§ Task prompt:
Reproduce all of the data exactly, with no line skipped.

-------- Dataset extract --------

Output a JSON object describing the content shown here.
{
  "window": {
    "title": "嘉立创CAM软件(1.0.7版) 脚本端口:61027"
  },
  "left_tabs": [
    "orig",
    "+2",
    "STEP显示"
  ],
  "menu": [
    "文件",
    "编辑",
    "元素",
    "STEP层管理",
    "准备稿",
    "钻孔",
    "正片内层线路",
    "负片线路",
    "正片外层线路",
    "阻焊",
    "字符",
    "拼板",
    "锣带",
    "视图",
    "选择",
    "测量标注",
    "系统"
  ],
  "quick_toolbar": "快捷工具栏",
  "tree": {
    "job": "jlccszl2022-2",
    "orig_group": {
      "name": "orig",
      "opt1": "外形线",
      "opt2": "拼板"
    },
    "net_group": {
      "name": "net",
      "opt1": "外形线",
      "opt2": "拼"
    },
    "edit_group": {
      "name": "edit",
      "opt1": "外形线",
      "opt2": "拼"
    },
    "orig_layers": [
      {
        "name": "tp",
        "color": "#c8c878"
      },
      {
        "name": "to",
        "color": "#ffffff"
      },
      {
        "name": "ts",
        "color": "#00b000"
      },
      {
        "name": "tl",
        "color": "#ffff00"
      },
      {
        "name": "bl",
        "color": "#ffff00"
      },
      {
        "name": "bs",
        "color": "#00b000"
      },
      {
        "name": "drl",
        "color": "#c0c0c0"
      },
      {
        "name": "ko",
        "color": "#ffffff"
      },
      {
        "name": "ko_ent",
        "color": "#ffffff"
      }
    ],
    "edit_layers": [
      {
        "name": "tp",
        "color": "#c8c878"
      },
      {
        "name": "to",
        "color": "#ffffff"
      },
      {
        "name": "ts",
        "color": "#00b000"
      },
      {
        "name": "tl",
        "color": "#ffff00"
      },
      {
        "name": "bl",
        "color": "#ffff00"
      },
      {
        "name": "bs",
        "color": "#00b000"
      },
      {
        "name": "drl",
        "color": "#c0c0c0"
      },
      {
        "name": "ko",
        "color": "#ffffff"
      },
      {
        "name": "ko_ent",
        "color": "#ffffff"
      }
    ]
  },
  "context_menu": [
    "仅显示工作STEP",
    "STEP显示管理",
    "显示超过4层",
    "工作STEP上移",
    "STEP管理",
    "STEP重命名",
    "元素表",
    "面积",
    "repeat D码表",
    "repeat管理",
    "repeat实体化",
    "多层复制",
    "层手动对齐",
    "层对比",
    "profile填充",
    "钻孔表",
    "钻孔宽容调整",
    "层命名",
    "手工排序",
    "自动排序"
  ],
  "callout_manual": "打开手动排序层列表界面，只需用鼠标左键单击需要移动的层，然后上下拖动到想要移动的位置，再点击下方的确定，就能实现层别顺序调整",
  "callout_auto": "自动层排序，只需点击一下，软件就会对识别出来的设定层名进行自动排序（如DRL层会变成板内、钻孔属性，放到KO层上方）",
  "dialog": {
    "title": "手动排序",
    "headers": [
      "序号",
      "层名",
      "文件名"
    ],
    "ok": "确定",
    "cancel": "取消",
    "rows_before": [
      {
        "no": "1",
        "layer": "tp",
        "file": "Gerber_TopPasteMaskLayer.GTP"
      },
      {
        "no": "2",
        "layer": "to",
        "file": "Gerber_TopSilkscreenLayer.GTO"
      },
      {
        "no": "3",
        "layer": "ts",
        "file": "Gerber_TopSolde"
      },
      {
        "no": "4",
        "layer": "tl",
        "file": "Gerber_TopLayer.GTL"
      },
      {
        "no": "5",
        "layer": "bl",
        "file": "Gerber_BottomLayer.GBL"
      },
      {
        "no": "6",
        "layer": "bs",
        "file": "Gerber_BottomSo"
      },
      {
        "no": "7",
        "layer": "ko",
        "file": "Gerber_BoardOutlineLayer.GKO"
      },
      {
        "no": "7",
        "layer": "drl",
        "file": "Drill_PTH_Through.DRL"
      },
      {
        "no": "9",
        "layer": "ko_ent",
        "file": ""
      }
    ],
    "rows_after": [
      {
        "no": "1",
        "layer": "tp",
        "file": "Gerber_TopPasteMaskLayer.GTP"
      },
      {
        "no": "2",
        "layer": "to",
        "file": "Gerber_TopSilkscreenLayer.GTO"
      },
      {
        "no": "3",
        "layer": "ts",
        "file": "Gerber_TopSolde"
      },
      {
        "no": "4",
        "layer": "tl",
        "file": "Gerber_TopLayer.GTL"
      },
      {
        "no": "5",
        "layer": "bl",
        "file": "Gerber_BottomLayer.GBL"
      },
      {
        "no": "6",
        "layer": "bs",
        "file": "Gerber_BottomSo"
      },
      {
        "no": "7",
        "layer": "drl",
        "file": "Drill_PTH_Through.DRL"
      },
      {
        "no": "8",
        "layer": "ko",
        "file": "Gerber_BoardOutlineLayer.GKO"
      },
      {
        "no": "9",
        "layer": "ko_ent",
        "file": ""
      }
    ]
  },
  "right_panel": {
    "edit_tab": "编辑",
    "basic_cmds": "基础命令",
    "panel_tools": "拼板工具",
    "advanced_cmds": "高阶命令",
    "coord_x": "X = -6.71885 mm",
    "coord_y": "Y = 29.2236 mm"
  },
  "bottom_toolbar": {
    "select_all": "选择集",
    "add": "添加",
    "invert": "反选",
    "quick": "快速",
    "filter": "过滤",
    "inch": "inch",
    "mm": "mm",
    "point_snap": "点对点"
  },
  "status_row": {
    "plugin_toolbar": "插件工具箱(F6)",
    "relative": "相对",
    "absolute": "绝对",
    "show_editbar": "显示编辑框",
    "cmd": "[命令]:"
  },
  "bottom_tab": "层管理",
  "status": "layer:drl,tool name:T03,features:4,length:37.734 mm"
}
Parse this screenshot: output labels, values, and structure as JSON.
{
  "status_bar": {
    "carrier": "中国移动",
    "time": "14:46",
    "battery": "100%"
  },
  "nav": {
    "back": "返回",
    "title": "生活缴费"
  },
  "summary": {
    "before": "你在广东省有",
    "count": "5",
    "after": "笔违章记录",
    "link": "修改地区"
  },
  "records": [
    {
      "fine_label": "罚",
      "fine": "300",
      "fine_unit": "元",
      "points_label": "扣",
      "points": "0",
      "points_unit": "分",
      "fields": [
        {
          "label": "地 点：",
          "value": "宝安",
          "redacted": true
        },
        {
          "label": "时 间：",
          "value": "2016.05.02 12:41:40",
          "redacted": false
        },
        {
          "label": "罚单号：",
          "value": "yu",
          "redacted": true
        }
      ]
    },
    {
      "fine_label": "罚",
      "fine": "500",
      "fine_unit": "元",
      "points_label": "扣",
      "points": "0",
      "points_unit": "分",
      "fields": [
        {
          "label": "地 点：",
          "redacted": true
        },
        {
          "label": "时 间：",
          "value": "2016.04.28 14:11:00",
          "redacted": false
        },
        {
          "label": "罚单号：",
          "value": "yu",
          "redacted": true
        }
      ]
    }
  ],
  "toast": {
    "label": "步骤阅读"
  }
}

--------

§ Finished exercise:
Output a JSON object describing the content shown here.
{
  "window": {
    "title": "嘉立创CAM软件(1.0.7版) 脚本端口:61027"
  },
  "left_tabs": [
    "orig",
    "+2",
    "STEP显示"
  ],
  "menu": [
    "文件",
    "编辑",
    "元素",
    "STEP层管理",
    "准备稿",
    "钻孔",
    "正片内层线路",
    "负片线路",
    "正片外层线路",
    "阻焊",
    "字符",
    "拼板",
    "锣带",
    "视图",
    "选择",
    "测量标注",
    "系统"
  ],
  "quick_toolbar": "快捷工具栏",
  "tree": {
    "job": "jlccszl2022-2",
    "orig_group": {
      "name": "orig",
      "opt1": "外形线",
      "opt2": "拼板"
    },
    "net_group": {
      "name": "net",
      "opt1": "外形线",
      "opt2": "拼"
    },
    "edit_group": {
      "name": "edit",
      "opt1": "外形线",
      "opt2": "拼"
    },
    "orig_layers": [
      {
        "name": "tp",
        "color": "#c8c878"
      },
      {
        "name": "to",
        "color": "#ffffff"
      },
      {
        "name": "ts",
        "color": "#00b000"
      },
      {
        "name": "tl",
        "color": "#ffff00"
      },
      {
        "name": "bl",
        "color": "#ffff00"
      },
      {
        "name": "bs",
        "color": "#00b000"
      },
      {
        "name": "drl",
        "color": "#c0c0c0"
      },
      {
        "name": "ko",
        "color": "#ffffff"
      },
      {
        "name": "ko_ent",
        "color": "#ffffff"
      }
    ],
    "edit_layers": [
      {
        "name": "tp",
        "color": "#c8c878"
      },
      {
        "name": "to",
        "color": "#ffffff"
      },
      {
        "name": "ts",
        "color": "#00b000"
      },
      {
        "name": "tl",
        "color": "#ffff00"
      },
      {
        "name": "bl",
        "color": "#ffff00"
      },
      {
        "name": "bs",
        "color": "#00b000"
      },
      {
        "name": "drl",
        "color": "#c0c0c0"
      },
      {
        "name": "ko",
        "color": "#ffffff"
      },
      {
        "name": "ko_ent",
        "color": "#ffffff"
      }
    ]
  },
  "context_menu": [
    "仅显示工作STEP",
    "STEP显示管理",
    "显示超过4层",
    "工作STEP上移",
    "STEP管理",
    "STEP重命名",
    "元素表",
    "面积",
    "repeat D码表",
    "repeat管理",
    "repeat实体化",
    "多层复制",
    "层手动对齐",
    "层对比",
    "profile填充",
    "钻孔表",
    "钻孔宽容调整",
    "层命名",
    "手工排序",
    "自动排序"
  ],
  "callout_manual": "打开手动排序层列表界面，只需用鼠标左键单击需要移动的层，然后上下拖动到想要移动的位置，再点击下方的确定，就能实现层别顺序调整",
  "callout_auto": "自动层排序，只需点击一下，软件就会对识别出来的设定层名进行自动排序（如DRL层会变成板内、钻孔属性，放到KO层上方）",
  "dialog": {
    "title": "手动排序",
    "headers": [
      "序号",
      "层名",
      "文件名"
    ],
    "ok": "确定",
    "cancel": "取消",
    "rows_before": [
      {
        "no": "1",
        "layer": "tp",
        "file": "Gerber_TopPasteMaskLayer.GTP"
      },
      {
        "no": "2",
        "layer": "to",
        "file": "Gerber_TopSilkscreenLayer.GTO"
      },
      {
        "no": "3",
        "layer": "ts",
        "file": "Gerber_TopSolde"
      },
      {
        "no": "4",
        "layer": "tl",
        "file": "Gerber_TopLayer.GTL"
      },
      {
        "no": "5",
        "layer": "bl",
        "file": "Gerber_BottomLayer.GBL"
      },
      {
        "no": "6",
        "layer": "bs",
        "file": "Gerber_BottomSo"
      },
      {
        "no": "7",
        "layer": "ko",
        "file": "Gerber_BoardOutlineLayer.GKO"
      },
      {
        "no": "7",
        "layer": "drl",
        "file": "Drill_PTH_Through.DRL"
      },
      {
        "no": "9",
        "layer": "ko_ent",
        "file": ""
      }
    ],
    "rows_after": [
      {
        "no": "1",
        "layer": "tp",
        "file": "Gerber_TopPasteMaskLayer.GTP"
      },
      {
        "no": "2",
        "layer": "to",
        "file": "Gerber_TopSilkscreenLayer.GTO"
      },
      {
        "no": "3",
        "layer": "ts",
        "file": "Gerber_TopSolde"
      },
      {
        "no": "4",
        "layer": "tl",
        "file": "Gerber_TopLayer.GTL"
      },
      {
        "no": "5",
        "layer": "bl",
        "file": "Gerber_BottomLayer.GBL"
      },
      {
        "no": "6",
        "layer": "bs",
        "file": "Gerber_BottomSo"
      },
      {
        "no": "7",
        "layer": "drl",
        "file": "Drill_PTH_Through.DRL"
      },
      {
        "no": "8",
        "layer": "ko",
        "file": "Gerber_BoardOutlineLayer.GKO"
      },
      {
        "no": "9",
        "layer": "ko_ent",
        "file": ""
      }
    ]
  },
  "right_panel": {
    "edit_tab": "编辑",
    "basic_cmds": "基础命令",
    "panel_tools": "拼板工具",
    "advanced_cmds": "高阶命令",
    "coord_x": "X = -6.71885 mm",
    "coord_y": "Y = 29.2236 mm"
  },
  "bottom_toolbar": {
    "select_all": "选择集",
    "add": "添加",
    "invert": "反选",
    "quick": "快速",
    "filter": "过滤",
    "inch": "inch",
    "mm": "mm",
    "point_snap": "点对点"
  },
  "status_row": {
    "plugin_toolbar": "插件工具箱(F6)",
    "relative": "相对",
    "absolute": "绝对",
    "show_editbar": "显示编辑框",
    "cmd": "[命令]:"
  },
  "bottom_tab": "层管理",
  "status": "layer:drl,tool name:T03,features:4,length:37.734 mm"
}
Parse this screenshot: output labels, values, and structure as JSON.
{
  "status_bar": {
    "carrier": "中国移动",
    "time": "14:46",
    "battery": "100%"
  },
  "nav": {
    "back": "返回",
    "title": "生活缴费"
  },
  "summary": {
    "before": "你在广东省有",
    "count": "5",
    "after": "笔违章记录",
    "link": "修改地区"
  },
  "records": [
    {
      "fine_label": "罚",
      "fine": "300",
      "fine_unit": "元",
      "points_label": "扣",
      "points": "0",
      "points_unit": "分",
      "fields": [
        {
          "label": "地 点：",
          "value": "宝安",
          "redacted": true
        },
        {
          "label": "时 间：",
          "value": "2016.05.02 12:41:40",
          "redacted": false
        },
        {
          "label": "罚单号：",
          "value": "yu",
          "redacted": true
        }
      ]
    },
    {
      "fine_label": "罚",
      "fine": "500",
      "fine_unit": "元",
      "points_label": "扣",
      "points": "0",
      "points_unit": "分",
      "fields": [
        {
          "label": "地 点：",
          "redacted": true
        },
        {
          "label": "时 间：",
          "value": "2016.04.28 14:11:00",
          "redacted": false
        },
        {
          "label": "罚单号：",
          "value": "yu",
          "redacted": true
        }
      ]
    }
  ],
  "toast": {
    "label": "步骤阅读"
  }
}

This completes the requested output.